Bear in mind I'm not a doctor, I more have something of a Hermione complex. I've read a lot about this stuff and I pass on what seems interesting to me.
Your numbers are confusing. Would I be accurate in guessing you are not American? I don't usually see lab numbers for cholesterol presented as nmol/L. I'm seeing three different numbers there for your HDL. Here in the States, we don't even look at large HDL, ha ha, at least not on the lab results that the typical patient sees. That's not mentioned in the media, etc.
Here in the States we measure by mg/dl. I see you do have mg/dl numbers for both HDL and LDL. Your mg/dl HDL number is excellent by American standards. Current wisdom says that risk of heart disease is reduced if HDL is over 60 mg/dl. Low HDL at that measurement is 40 mg/dl for men and 50 mg/dl for women.
Looking at Wikipedia, which discusses the various measurement parameters, large HDL needs to be over 7.3 μmol/L and total HDL needs to be over 34.9 μmol/L for greatest heart disease protection. I am not well-versed enough in those teeny metric units of measure to say whether that's equivalent to the units you present in your list above. You'll want to ask your doctor.
Your LDL is calculated. There is no way you have any idea what your LDL is doing unless you have them do a direct count. Your triglycerides are just low enough that they might skew the Friedenwald equation. (Google that, it's very interesting.) Your small LDL is well below the danger threshold according to your laboratory. I'm going to guess that even if a direct count matched Friedenwald, you've got big and fluffy going on there. If it were me I would not worry about it.
There is a lot of debate about who exactly benefits from statin therapy. The general gist seems to be that if you're a guy and have already had a heart attack, you would probably benefit--but the benefit arises from reducing systemic inflammation. And the benefit translates to about one subsequent heart attack prevented out of 50 men. So you put yourself at risk for the side-effects--muscle pain, reduction in mental function, increased risk of metabolic syndrome and diabetes, and so on--on a gamble that you might be that one guy out of 50 who never has another heart attack.
If the one benefit from statins is a reduction in inflammation, you can take care of that on your own. Stop eating glutens if you're still eating them in that 10 percent not-Paleo thing you do. Cut your sugar intake--if you're going to cheat anyway, cheat with sugar-free treats. (Ignore anybody here who says you're killing yourself. When they find a hard link between non-aspartame artificial sweeteners and chronic disease, and that risk is greater than from the consumption of sugar, then maybe they'll have a case.) And watch your fatty acid intake. I'm afraid Cordain missed the boat on this one: you want more saturated fat than nonsaturated in your diet. And of the nonsaturated fatty acids you eat, you want to aim for as close to a 1:1 omega-3 to omega-6 ratio as possible. As you don't have time to sit around measuring, try these tricks:
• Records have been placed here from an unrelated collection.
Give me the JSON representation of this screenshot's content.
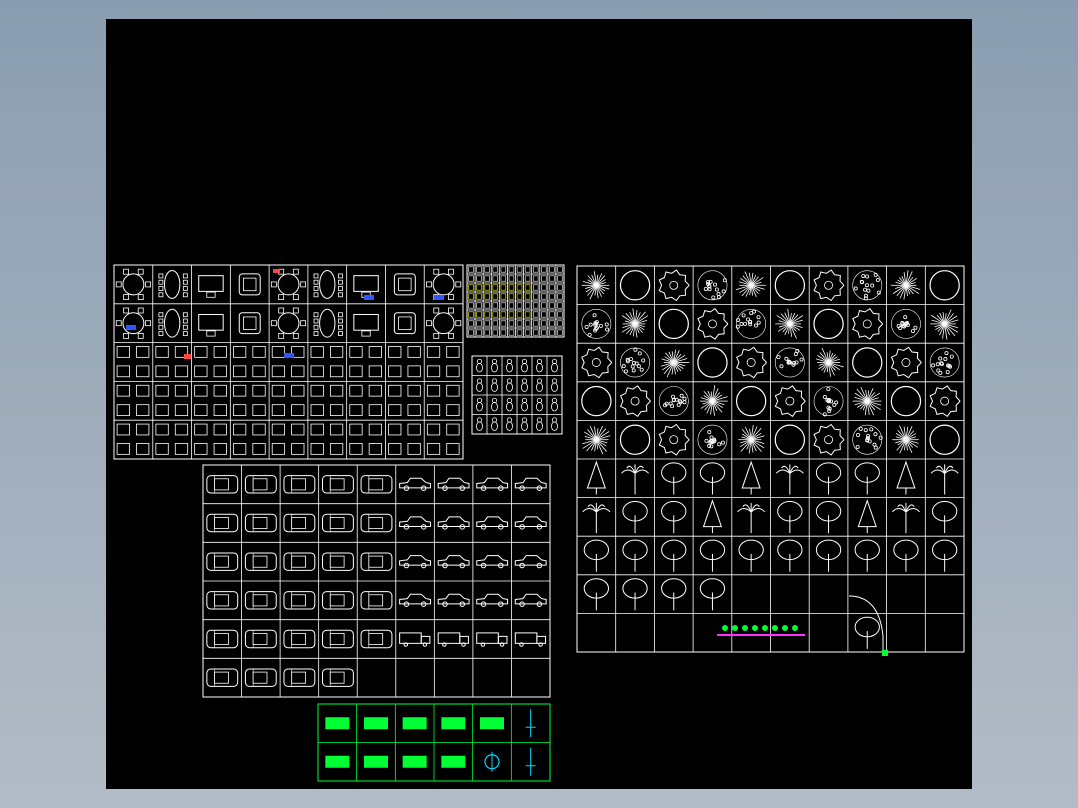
{
  "app": {
    "window_title": "",
    "background_color": "#000000"
  },
  "colors": {
    "line": "#ffffff",
    "accent_green": "#00ff33",
    "accent_yellow": "#ffff00",
    "accent_cyan": "#00d8ff",
    "accent_red": "#ff4444",
    "accent_blue": "#3355ff",
    "accent_magenta": "#ff33ff"
  },
  "sheets": [
    {
      "id": "furniture-sheet",
      "content": "furniture-blocks",
      "cols": 9,
      "rows": 5
    },
    {
      "id": "symbol-sheet-small",
      "content": "small-symbols",
      "cols": 12,
      "rows": 8
    },
    {
      "id": "people-sheet",
      "content": "people-blocks",
      "cols": 6,
      "rows": 4
    },
    {
      "id": "vehicle-sheet",
      "content": "vehicle-blocks",
      "cols": 9,
      "rows": 6
    },
    {
      "id": "sign-sheet",
      "content": "sign-blocks",
      "cols": 6,
      "rows": 2
    },
    {
      "id": "plant-sheet",
      "content": "plant-blocks",
      "cols": 10,
      "rows": 10
    }
  ]
}
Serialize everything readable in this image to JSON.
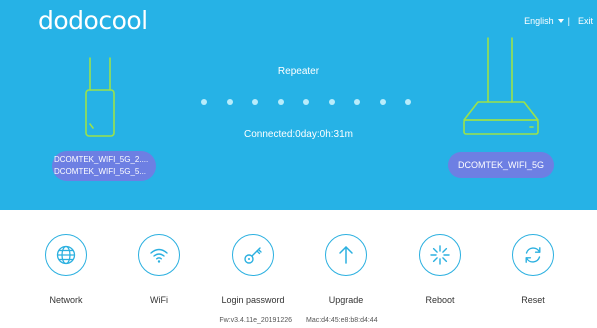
{
  "brand": {
    "logo_text": "dodocool"
  },
  "header": {
    "language": "English",
    "separator": "|",
    "exit": "Exit"
  },
  "status": {
    "mode": "Repeater",
    "connected": "Connected:0day:0h:31m",
    "dot_count": 9
  },
  "extender": {
    "icon": "extender-device-icon",
    "ssids": [
      "DCOMTEK_WIFI_5G_2....",
      "DCOMTEK_WIFI_5G_5..."
    ]
  },
  "router": {
    "icon": "router-device-icon",
    "ssid": "DCOMTEK_WIFI_5G"
  },
  "actions": [
    {
      "label": "Network",
      "icon": "globe-icon"
    },
    {
      "label": "WiFi",
      "icon": "wifi-icon"
    },
    {
      "label": "Login password",
      "icon": "key-icon"
    },
    {
      "label": "Upgrade",
      "icon": "arrow-up-icon"
    },
    {
      "label": "Reboot",
      "icon": "reboot-icon"
    },
    {
      "label": "Reset",
      "icon": "reset-icon"
    }
  ],
  "footer": {
    "firmware": "Fw:v3.4.11e_20191226",
    "mac": "Mac:d4:45:e8:b8:d4:44"
  },
  "colors": {
    "header_bg": "#26b2e6",
    "device_outline": "#9be24a",
    "ssid_pill": "#6d7fe3",
    "icon_accent": "#2bb0e0"
  }
}
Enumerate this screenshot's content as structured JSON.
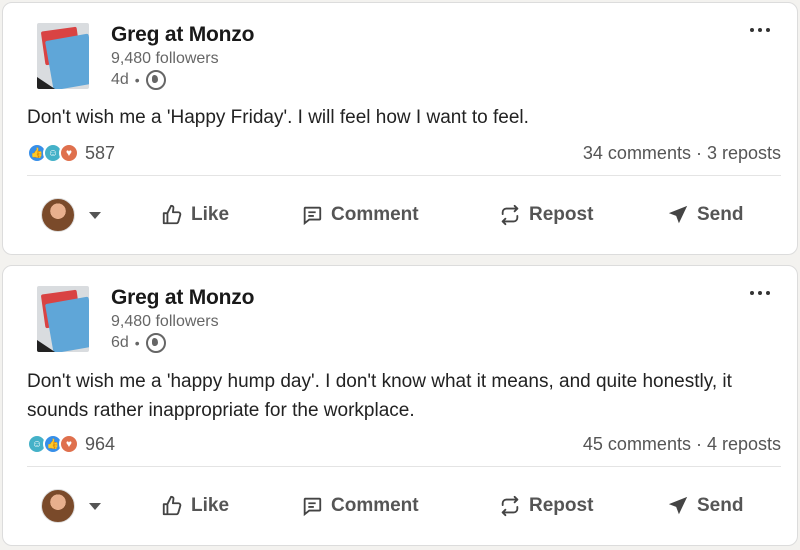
{
  "posts": [
    {
      "author": {
        "name": "Greg at Monzo",
        "followers": "9,480 followers",
        "age": "4d",
        "visibility_icon": "globe-icon"
      },
      "text": "Don't wish me a 'Happy Friday'. I will feel how I want to feel.",
      "reactions": {
        "icons": [
          "like-reaction-icon",
          "funny-reaction-icon",
          "love-reaction-icon"
        ],
        "count": "587"
      },
      "comments_reposts": "34 comments · 3 reposts",
      "actions": {
        "like": "Like",
        "comment": "Comment",
        "repost": "Repost",
        "send": "Send"
      }
    },
    {
      "author": {
        "name": "Greg at Monzo",
        "followers": "9,480 followers",
        "age": "6d",
        "visibility_icon": "globe-icon"
      },
      "text": "Don't wish me a 'happy hump day'. I don't know what it means, and quite honestly, it sounds rather inappropriate for the workplace.",
      "reactions": {
        "icons": [
          "funny-reaction-icon",
          "like-reaction-icon",
          "love-reaction-icon"
        ],
        "count": "964"
      },
      "comments_reposts": "45 comments · 4 reposts",
      "actions": {
        "like": "Like",
        "comment": "Comment",
        "repost": "Repost",
        "send": "Send"
      }
    }
  ],
  "colors": {
    "page_bg": "#f3f2ef",
    "card_bg": "#ffffff",
    "like_blue": "#378fe9",
    "funny_teal": "#44b1c8",
    "love_orange": "#df704d"
  }
}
- Choose wild-caught fish over farmed when you eat fish.
- Cut down on chicken intake. It's massively high in PUFAs. On days you eat it, consider supplementing with fish oil high in omega-3s. Some people just take cod liver oil every day (Green Pasture fermented is best, I get it in capsules) because that's omega-3s and vitamin A and D supplementation all in one fell swoop. Krill oil is supposedly good too.
- Get grass-finished beef if you can. The PUFA ratios are much, much better.
Your triglyceride level is actually better than much of the population. It may not be what the typical 100 compliant Paleo person gets but it's better than 300 or more, which is what a lot of people out there have.
Your CRP's normal. Your A1C is almost there. If you cut your sugar intake and eat more veggies than fruits and up your sat-fat intake you might tackle that one without drug intervention. You might consider buying a glucose meter and testing yourself one hour after you finish a meal to see if any foods you eat get you up over 140 mg/dl (or the equivalent where you live). That's the danger zone. If any food puts you up over that upper limit, drop it.
I would say you are on the right track even if you're not all the way there yet. Way to go.